REQUIRED WORK:
Output every line below without omitting or altering anything.

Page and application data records
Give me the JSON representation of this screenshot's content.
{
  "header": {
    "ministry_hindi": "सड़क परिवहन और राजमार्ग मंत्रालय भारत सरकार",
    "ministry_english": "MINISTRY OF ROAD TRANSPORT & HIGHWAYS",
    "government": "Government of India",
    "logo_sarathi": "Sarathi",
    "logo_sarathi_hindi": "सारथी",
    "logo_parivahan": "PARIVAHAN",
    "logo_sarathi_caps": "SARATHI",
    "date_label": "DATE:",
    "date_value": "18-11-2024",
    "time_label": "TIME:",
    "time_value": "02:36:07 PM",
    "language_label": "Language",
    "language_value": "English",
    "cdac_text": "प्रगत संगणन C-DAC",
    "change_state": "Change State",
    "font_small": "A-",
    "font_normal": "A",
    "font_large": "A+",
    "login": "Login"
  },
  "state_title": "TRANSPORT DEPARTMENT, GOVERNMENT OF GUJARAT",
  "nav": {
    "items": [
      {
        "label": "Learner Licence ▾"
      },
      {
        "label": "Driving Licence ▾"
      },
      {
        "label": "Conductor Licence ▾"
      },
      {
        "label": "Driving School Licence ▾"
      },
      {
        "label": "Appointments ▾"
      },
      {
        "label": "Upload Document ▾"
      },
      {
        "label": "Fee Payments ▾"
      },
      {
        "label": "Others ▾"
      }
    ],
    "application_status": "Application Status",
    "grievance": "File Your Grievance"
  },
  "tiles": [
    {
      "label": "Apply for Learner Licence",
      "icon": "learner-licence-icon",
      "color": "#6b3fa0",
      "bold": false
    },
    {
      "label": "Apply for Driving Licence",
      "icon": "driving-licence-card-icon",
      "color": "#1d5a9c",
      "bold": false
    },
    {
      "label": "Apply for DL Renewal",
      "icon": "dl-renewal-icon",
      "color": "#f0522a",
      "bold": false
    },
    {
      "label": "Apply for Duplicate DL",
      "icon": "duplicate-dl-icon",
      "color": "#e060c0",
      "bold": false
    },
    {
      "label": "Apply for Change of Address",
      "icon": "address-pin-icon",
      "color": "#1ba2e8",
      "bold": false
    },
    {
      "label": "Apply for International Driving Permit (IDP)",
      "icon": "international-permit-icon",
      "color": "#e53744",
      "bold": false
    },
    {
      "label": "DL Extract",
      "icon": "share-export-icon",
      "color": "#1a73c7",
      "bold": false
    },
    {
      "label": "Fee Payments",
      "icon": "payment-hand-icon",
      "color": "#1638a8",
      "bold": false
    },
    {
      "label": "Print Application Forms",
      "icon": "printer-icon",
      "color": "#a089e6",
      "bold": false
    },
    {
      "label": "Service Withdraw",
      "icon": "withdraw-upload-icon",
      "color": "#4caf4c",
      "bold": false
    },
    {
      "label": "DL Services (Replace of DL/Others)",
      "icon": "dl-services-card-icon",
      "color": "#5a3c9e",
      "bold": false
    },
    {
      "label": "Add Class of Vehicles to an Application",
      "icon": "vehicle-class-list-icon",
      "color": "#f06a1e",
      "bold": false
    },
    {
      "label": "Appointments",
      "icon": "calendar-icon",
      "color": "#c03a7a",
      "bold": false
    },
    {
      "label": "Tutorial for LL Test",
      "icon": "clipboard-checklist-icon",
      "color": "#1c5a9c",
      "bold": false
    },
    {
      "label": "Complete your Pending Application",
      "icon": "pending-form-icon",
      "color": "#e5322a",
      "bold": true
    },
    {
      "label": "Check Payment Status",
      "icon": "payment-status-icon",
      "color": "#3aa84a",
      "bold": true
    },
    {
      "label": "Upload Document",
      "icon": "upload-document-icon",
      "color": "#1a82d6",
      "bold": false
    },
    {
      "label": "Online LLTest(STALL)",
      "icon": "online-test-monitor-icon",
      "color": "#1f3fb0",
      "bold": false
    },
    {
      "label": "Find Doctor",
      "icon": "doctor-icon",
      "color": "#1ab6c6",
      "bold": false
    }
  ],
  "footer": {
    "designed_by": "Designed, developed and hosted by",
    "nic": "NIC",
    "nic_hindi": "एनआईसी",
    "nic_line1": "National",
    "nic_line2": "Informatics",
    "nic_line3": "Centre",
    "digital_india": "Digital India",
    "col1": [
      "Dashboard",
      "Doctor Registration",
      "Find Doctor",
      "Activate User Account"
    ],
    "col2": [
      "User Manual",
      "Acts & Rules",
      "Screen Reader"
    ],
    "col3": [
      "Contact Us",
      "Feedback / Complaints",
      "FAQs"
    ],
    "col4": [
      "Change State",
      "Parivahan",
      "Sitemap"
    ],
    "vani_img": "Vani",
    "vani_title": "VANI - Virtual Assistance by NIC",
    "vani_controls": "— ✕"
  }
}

RESPONSE:
Give me the JSON representation of this screenshot's content.
{
  "header": {
    "ministry_hindi": "सड़क परिवहन और राजमार्ग मंत्रालय भारत सरकार",
    "ministry_english": "MINISTRY OF ROAD TRANSPORT & HIGHWAYS",
    "government": "Government of India",
    "logo_sarathi": "Sarathi",
    "logo_sarathi_hindi": "सारथी",
    "logo_parivahan": "PARIVAHAN",
    "logo_sarathi_caps": "SARATHI",
    "date_label": "DATE:",
    "date_value": "18-11-2024",
    "time_label": "TIME:",
    "time_value": "02:36:07 PM",
    "language_label": "Language",
    "language_value": "English",
    "cdac_text": "प्रगत संगणन C-DAC",
    "change_state": "Change State",
    "font_small": "A-",
    "font_normal": "A",
    "font_large": "A+",
    "login": "Login"
  },
  "state_title": "TRANSPORT DEPARTMENT, GOVERNMENT OF GUJARAT",
  "nav": {
    "items": [
      {
        "label": "Learner Licence ▾"
      },
      {
        "label": "Driving Licence ▾"
      },
      {
        "label": "Conductor Licence ▾"
      },
      {
        "label": "Driving School Licence ▾"
      },
      {
        "label": "Appointments ▾"
      },
      {
        "label": "Upload Document ▾"
      },
      {
        "label": "Fee Payments ▾"
      },
      {
        "label": "Others ▾"
      }
    ],
    "application_status": "Application Status",
    "grievance": "File Your Grievance"
  },
  "tiles": [
    {
      "label": "Apply for Learner Licence",
      "icon": "learner-licence-icon",
      "color": "#6b3fa0",
      "bold": false
    },
    {
      "label": "Apply for Driving Licence",
      "icon": "driving-licence-card-icon",
      "color": "#1d5a9c",
      "bold": false
    },
    {
      "label": "Apply for DL Renewal",
      "icon": "dl-renewal-icon",
      "color": "#f0522a",
      "bold": false
    },
    {
      "label": "Apply for Duplicate DL",
      "icon": "duplicate-dl-icon",
      "color": "#e060c0",
      "bold": false
    },
    {
      "label": "Apply for Change of Address",
      "icon": "address-pin-icon",
      "color": "#1ba2e8",
      "bold": false
    },
    {
      "label": "Apply for International Driving Permit (IDP)",
      "icon": "international-permit-icon",
      "color": "#e53744",
      "bold": false
    },
    {
      "label": "DL Extract",
      "icon": "share-export-icon",
      "color": "#1a73c7",
      "bold": false
    },
    {
      "label": "Fee Payments",
      "icon": "payment-hand-icon",
      "color": "#1638a8",
      "bold": false
    },
    {
      "label": "Print Application Forms",
      "icon": "printer-icon",
      "color": "#a089e6",
      "bold": false
    },
    {
      "label": "Service Withdraw",
      "icon": "withdraw-upload-icon",
      "color": "#4caf4c",
      "bold": false
    },
    {
      "label": "DL Services (Replace of DL/Others)",
      "icon": "dl-services-card-icon",
      "color": "#5a3c9e",
      "bold": false
    },
    {
      "label": "Add Class of Vehicles to an Application",
      "icon": "vehicle-class-list-icon",
      "color": "#f06a1e",
      "bold": false
    },
    {
      "label": "Appointments",
      "icon": "calendar-icon",
      "color": "#c03a7a",
      "bold": false
    },
    {
      "label": "Tutorial for LL Test",
      "icon": "clipboard-checklist-icon",
      "color": "#1c5a9c",
      "bold": false
    },
    {
      "label": "Complete your Pending Application",
      "icon": "pending-form-icon",
      "color": "#e5322a",
      "bold": true
    },
    {
      "label": "Check Payment Status",
      "icon": "payment-status-icon",
      "color": "#3aa84a",
      "bold": true
    },
    {
      "label": "Upload Document",
      "icon": "upload-document-icon",
      "color": "#1a82d6",
      "bold": false
    },
    {
      "label": "Online LLTest(STALL)",
      "icon": "online-test-monitor-icon",
      "color": "#1f3fb0",
      "bold": false
    },
    {
      "label": "Find Doctor",
      "icon": "doctor-icon",
      "color": "#1ab6c6",
      "bold": false
    }
  ],
  "footer": {
    "designed_by": "Designed, developed and hosted by",
    "nic": "NIC",
    "nic_hindi": "एनआईसी",
    "nic_line1": "National",
    "nic_line2": "Informatics",
    "nic_line3": "Centre",
    "digital_india": "Digital India",
    "col1": [
      "Dashboard",
      "Doctor Registration",
      "Find Doctor",
      "Activate User Account"
    ],
    "col2": [
      "User Manual",
      "Acts & Rules",
      "Screen Reader"
    ],
    "col3": [
      "Contact Us",
      "Feedback / Complaints",
      "FAQs"
    ],
    "col4": [
      "Change State",
      "Parivahan",
      "Sitemap"
    ],
    "vani_img": "Vani",
    "vani_title": "VANI - Virtual Assistance by NIC",
    "vani_controls": "— ✕"
  }
}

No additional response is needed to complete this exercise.